**What is being asked**. Copy each line from the records below in which the word "stem" is found.

**Data records**.

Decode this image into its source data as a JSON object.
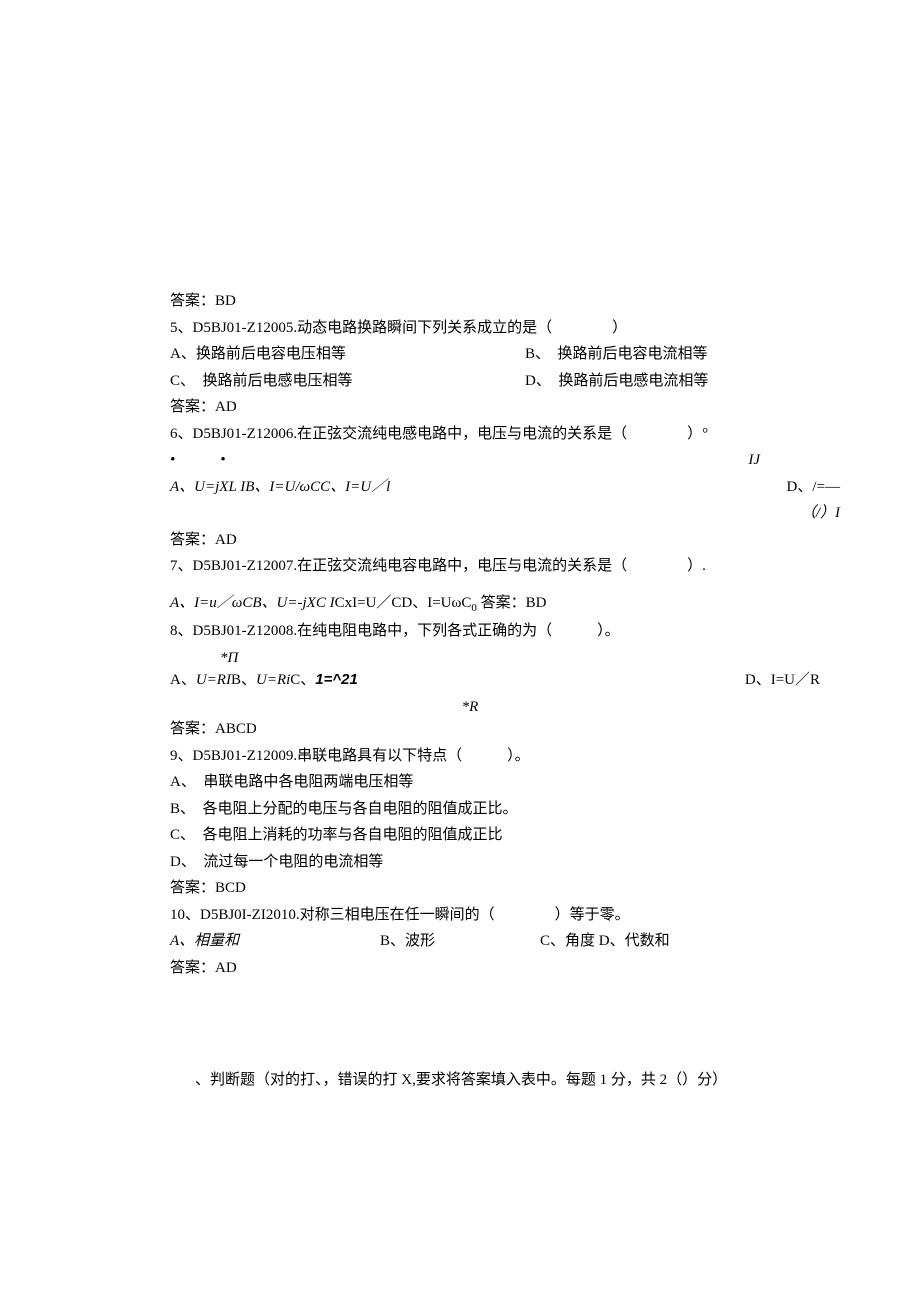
{
  "ans4": "答案：BD",
  "q5": {
    "stem": "5、D5BJ01-Z12005.动态电路换路瞬间下列关系成立的是（　　　　）",
    "a": "A、换路前后电容电压相等",
    "b": "B、　换路前后电容电流相等",
    "c": "C、　换路前后电感电压相等",
    "d": "D、　换路前后电感电流相等",
    "ans": "答案：AD"
  },
  "q6": {
    "stem": "6、D5BJ01-Z12006.在正弦交流纯电感电路中，电压与电流的关系是（　　　　）°",
    "dot": "•　　　•",
    "ij": "IJ",
    "abc": "A、U=jXL IB、I=U/ωCC、I=U／l",
    "d": "D、/=—",
    "frac": "（/）I",
    "ans": "答案：AD"
  },
  "q7": {
    "stem": "7、D5BJ01-Z12007.在正弦交流纯电容电路中，电压与电流的关系是（　　　　）.",
    "opts_prefix": "A、I=u／ωCB、",
    "opts_mid": "U=-jXC I",
    "opts_suffix": "CxI=U／CD、I=UωC",
    "opts_zero": "0",
    "ans_inline": "答案：BD"
  },
  "q8": {
    "stem": "8、D5BJ01-Z12008.在纯电阻电路中，下列各式正确的为（　　　）。",
    "sup": "*П",
    "abc_a": "A、",
    "abc_aeq": "U=RI",
    "abc_b": "B、",
    "abc_beq": "U=Ri",
    "abc_c": "C、",
    "abc_ceq": "1=^21",
    "d": "D、I=U／R",
    "sub": "*R",
    "ans": "答案：ABCD"
  },
  "q9": {
    "stem": "9、D5BJ01-Z12009.串联电路具有以下特点（　　　）。",
    "a": "A、　串联电路中各电阻两端电压相等",
    "b": "B、　各电阻上分配的电压与各自电阻的阻值成正比。",
    "c": "C、　各电阻上消耗的功率与各自电阻的阻值成正比",
    "d": "D、　流过每一个电阻的电流相等",
    "ans": "答案：BCD"
  },
  "q10": {
    "stem": "10、D5BJ0I-ZI2010.对称三相电压在任一瞬间的（　　　　）等于零。",
    "a": "A、相量和",
    "b": "B、波形",
    "cd": "C、角度 D、代数和",
    "ans": "答案：AD"
  },
  "footer": "、判断题（对的打、，错误的打 X,要求将答案填入表中。每题 1 分，共 2（）分）"
}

**Answer to the exercise**.
    "stem": "5、D5BJ01-Z12005.动态电路换路瞬间下列关系成立的是（　　　　）",
    "stem": "6、D5BJ01-Z12006.在正弦交流纯电感电路中，电压与电流的关系是（　　　　）°",
    "stem": "7、D5BJ01-Z12007.在正弦交流纯电容电路中，电压与电流的关系是（　　　　）.",
    "stem": "8、D5BJ01-Z12008.在纯电阻电路中，下列各式正确的为（　　　）。",
    "stem": "9、D5BJ01-Z12009.串联电路具有以下特点（　　　）。",
    "stem": "10、D5BJ0I-ZI2010.对称三相电压在任一瞬间的（　　　　）等于零。",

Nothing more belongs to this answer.